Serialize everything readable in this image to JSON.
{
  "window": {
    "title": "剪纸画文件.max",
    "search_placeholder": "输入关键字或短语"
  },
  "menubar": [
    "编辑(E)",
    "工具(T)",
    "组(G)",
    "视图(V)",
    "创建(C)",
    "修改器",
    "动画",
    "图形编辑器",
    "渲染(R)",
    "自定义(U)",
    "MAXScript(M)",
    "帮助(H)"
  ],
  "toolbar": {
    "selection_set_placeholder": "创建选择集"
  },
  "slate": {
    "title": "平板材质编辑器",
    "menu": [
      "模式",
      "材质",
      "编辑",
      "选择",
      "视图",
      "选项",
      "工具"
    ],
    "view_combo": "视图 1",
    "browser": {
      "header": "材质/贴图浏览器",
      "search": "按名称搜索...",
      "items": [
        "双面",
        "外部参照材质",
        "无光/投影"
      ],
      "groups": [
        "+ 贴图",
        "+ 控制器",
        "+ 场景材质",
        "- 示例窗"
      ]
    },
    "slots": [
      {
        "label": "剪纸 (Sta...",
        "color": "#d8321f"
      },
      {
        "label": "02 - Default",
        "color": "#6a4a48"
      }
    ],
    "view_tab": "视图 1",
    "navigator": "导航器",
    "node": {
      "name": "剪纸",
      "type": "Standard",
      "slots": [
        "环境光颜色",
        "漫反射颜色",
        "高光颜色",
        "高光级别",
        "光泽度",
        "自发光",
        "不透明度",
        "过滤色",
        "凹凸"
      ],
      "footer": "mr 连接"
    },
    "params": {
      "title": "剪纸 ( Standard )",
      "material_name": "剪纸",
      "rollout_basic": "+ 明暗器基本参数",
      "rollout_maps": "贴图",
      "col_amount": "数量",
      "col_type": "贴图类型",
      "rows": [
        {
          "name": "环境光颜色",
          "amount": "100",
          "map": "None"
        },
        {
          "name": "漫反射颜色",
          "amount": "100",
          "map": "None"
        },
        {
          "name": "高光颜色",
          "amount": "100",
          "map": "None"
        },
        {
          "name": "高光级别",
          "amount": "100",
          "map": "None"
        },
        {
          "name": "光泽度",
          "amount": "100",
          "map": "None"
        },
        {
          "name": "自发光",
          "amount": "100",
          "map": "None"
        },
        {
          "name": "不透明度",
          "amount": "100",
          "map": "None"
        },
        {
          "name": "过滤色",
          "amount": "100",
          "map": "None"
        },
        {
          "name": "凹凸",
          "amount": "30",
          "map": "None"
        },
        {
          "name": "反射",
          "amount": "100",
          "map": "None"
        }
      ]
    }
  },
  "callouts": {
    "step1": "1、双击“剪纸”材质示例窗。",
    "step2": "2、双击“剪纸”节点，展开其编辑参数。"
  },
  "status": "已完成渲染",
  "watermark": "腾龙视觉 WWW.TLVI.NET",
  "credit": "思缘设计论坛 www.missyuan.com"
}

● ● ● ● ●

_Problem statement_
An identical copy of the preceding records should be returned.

_Answer section_
Serialize everything readable in this image to JSON.
{
  "window": {
    "title": "剪纸画文件.max",
    "search_placeholder": "输入关键字或短语"
  },
  "menubar": [
    "编辑(E)",
    "工具(T)",
    "组(G)",
    "视图(V)",
    "创建(C)",
    "修改器",
    "动画",
    "图形编辑器",
    "渲染(R)",
    "自定义(U)",
    "MAXScript(M)",
    "帮助(H)"
  ],
  "toolbar": {
    "selection_set_placeholder": "创建选择集"
  },
  "slate": {
    "title": "平板材质编辑器",
    "menu": [
      "模式",
      "材质",
      "编辑",
      "选择",
      "视图",
      "选项",
      "工具"
    ],
    "view_combo": "视图 1",
    "browser": {
      "header": "材质/贴图浏览器",
      "search": "按名称搜索...",
      "items": [
        "双面",
        "外部参照材质",
        "无光/投影"
      ],
      "groups": [
        "+ 贴图",
        "+ 控制器",
        "+ 场景材质",
        "- 示例窗"
      ]
    },
    "slots": [
      {
        "label": "剪纸 (Sta...",
        "color": "#d8321f"
      },
      {
        "label": "02 - Default",
        "color": "#6a4a48"
      }
    ],
    "view_tab": "视图 1",
    "navigator": "导航器",
    "node": {
      "name": "剪纸",
      "type": "Standard",
      "slots": [
        "环境光颜色",
        "漫反射颜色",
        "高光颜色",
        "高光级别",
        "光泽度",
        "自发光",
        "不透明度",
        "过滤色",
        "凹凸"
      ],
      "footer": "mr 连接"
    },
    "params": {
      "title": "剪纸 ( Standard )",
      "material_name": "剪纸",
      "rollout_basic": "+ 明暗器基本参数",
      "rollout_maps": "贴图",
      "col_amount": "数量",
      "col_type": "贴图类型",
      "rows": [
        {
          "name": "环境光颜色",
          "amount": "100",
          "map": "None"
        },
        {
          "name": "漫反射颜色",
          "amount": "100",
          "map": "None"
        },
        {
          "name": "高光颜色",
          "amount": "100",
          "map": "None"
        },
        {
          "name": "高光级别",
          "amount": "100",
          "map": "None"
        },
        {
          "name": "光泽度",
          "amount": "100",
          "map": "None"
        },
        {
          "name": "自发光",
          "amount": "100",
          "map": "None"
        },
        {
          "name": "不透明度",
          "amount": "100",
          "map": "None"
        },
        {
          "name": "过滤色",
          "amount": "100",
          "map": "None"
        },
        {
          "name": "凹凸",
          "amount": "30",
          "map": "None"
        },
        {
          "name": "反射",
          "amount": "100",
          "map": "None"
        }
      ]
    }
  },
  "callouts": {
    "step1": "1、双击“剪纸”材质示例窗。",
    "step2": "2、双击“剪纸”节点，展开其编辑参数。"
  },
  "status": "已完成渲染",
  "watermark": "腾龙视觉 WWW.TLVI.NET",
  "credit": "思缘设计论坛 www.missyuan.com"
}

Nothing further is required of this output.